Fort Leavenworth In campaigning for Congress, Nancy Boyda blunted questions about her stance on the war in Iraq by telling voters she'd support the troops even if she had misgivings about their mission.
That approach worked for the Democrat, but now Republicans are trying to undercut whatever support she enjoys among veterans in the 2nd District of eastern Kansas.

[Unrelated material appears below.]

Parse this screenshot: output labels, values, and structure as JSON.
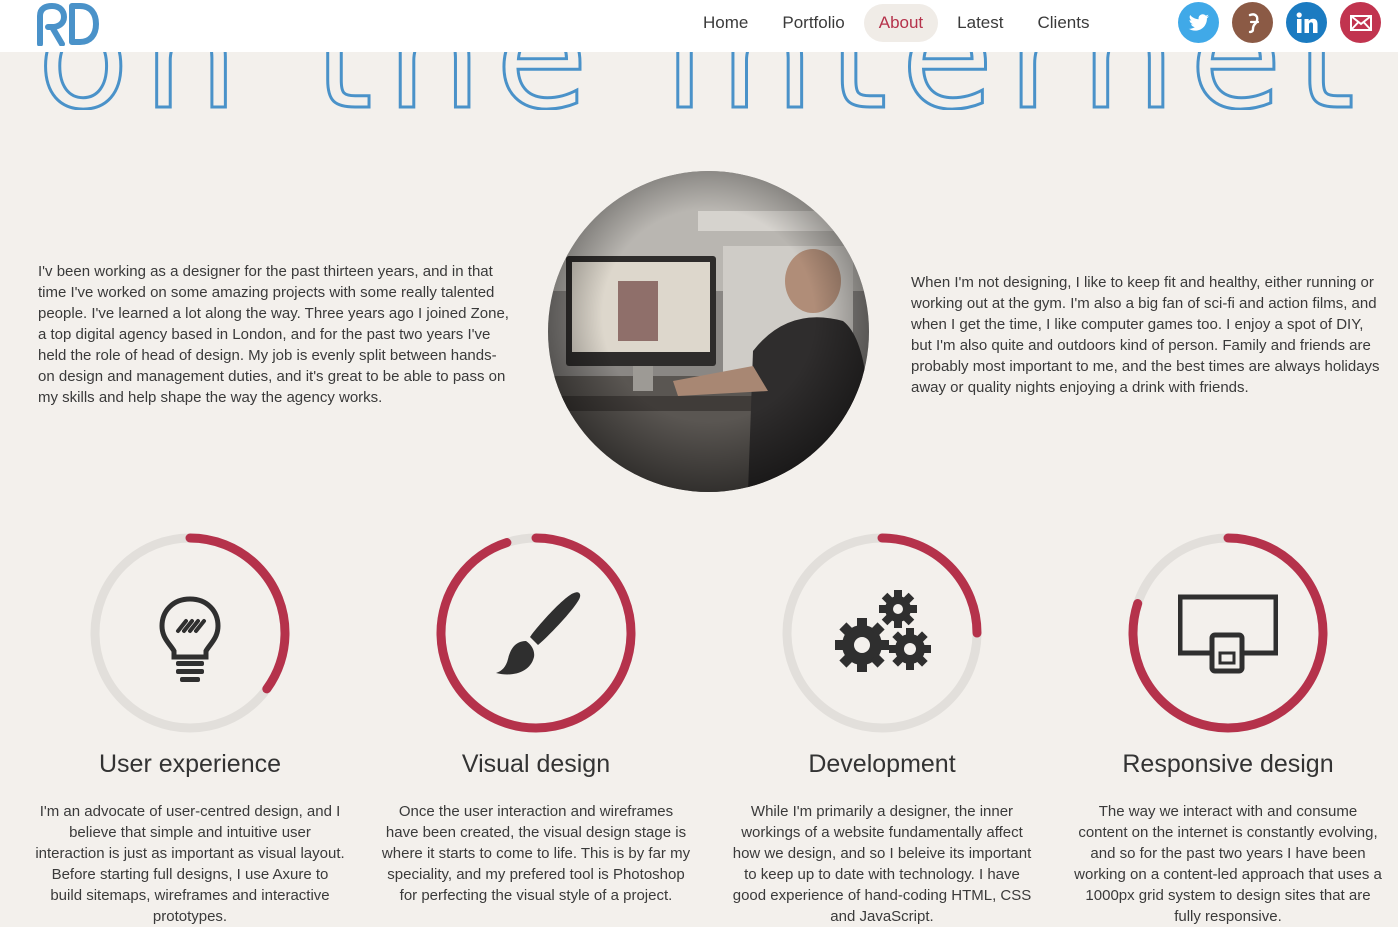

A month into her first term, she faced criticism for voting for a military spending bill that didn't earmark money for construction projects in her district.
"Very few things surprise me in politics - very few things," said Boyda earlier this week before attending a ceremony at Fort Leavenworth's Command and General Staff College. "I am surprised at the level of hostility and the personal nature of the attacks, especially when I am working hard - ask anybody here - to try to clean up the mess I've been left."
The firestorm comes as the House prepares to vote today on a nonbinding resolution condemning President Bush's plan to send 21,500 troops to quell the violence in Iraq. House Speaker Nancy Pelosi has said the Democratic resolution was the first step in a longer campaign to end U.S. participation in the nearly four-year-old conflict.
The war in Iraq was part of the platform that helped Boyda defeat incumbent Republican Jim Ryun in November.
She asked voters to send her to Congress to be more critical of the war, which has claimed more than 3,100 American lives. But the issue required her to make clear her support for the troops because she participated in prewar protests and the district includes Forts Leavenworth and Riley.
Ryun already has told Kansas Republicans that he's leaning toward a rematch, and he's expected to make an announcement by April. State Treasurer Lynn Jenkins is considered a potential candidate as well.
In 2008, Boyda is likely to be one of the GOP's "prime targets," said Duke University political scientist David Rohde.
"That's a reflection of it being such an attractive opportunity," he said. "It's a widely held opinion that Boyda didn't win the district, Ryun lost the district."
He said a few districts like Boyda's are tilted heavily enough toward the military to make votes in Congress relevant. And newspaper editorials, state legislators and the Governor's Military Affairs Council all have decried the recent spending vote.
Boyda contends that the House's former GOP majority left her and others in a no-win situation. Congress approved only two of 11 spending bills before leaving power in January. A series of continuing resolutions have kept the government operating, including one covering military construction.
That bill lacks funding for new projects, including $350 million for Fort Riley, which is expected to nearly double its soldier population in the coming years with the return of the Army's 1st Infantry Division. Funding for a new prison facility at Fort Leavenworth also wasn't included.
Fort Riley officials say that they are watching the developments in Congress and the post should be fine in the long run. Boyda and other Democrats say projects will be funded by a supplemental bill President Bush wants to continue paying for the war.
However, Sen. Pat Roberts, the former chairman of the Senate Intelligence Committee, said the lack of adequate housing at Fort Riley could mean that soldiers will find their quarters worse than those they have in Iraq.
Added Rep. Todd Tiahrt, a Republican representing the 4th District, "No matter what political party is in control, Congress should always place the needs of our troops as a top priority."
State Rep. Lee Tafanelli worries that if the projects are in jeopardy, the Army might station troops destined for Kansas elsewhere. Tafanelli, R-Ozawkie, a colonel in the National Guard, earned a bronze star leading an engineering battalion in Iraq in 2005.
"It's very difficult for the average soldier to distinguish between, 'Hey, I support you but not the mission you are doing.' They see through that," Tafanelli said.
Boyda also drew fire earlier this year when appearing on "Good Morning America" discussing funding the troop increase. She said she would support funding the surge because the president made the decision to send the troops. When host Charles Gibson said people were opposed to the war and spending, she said, "Well, they should have thought of that before they voted for George Bush, twice."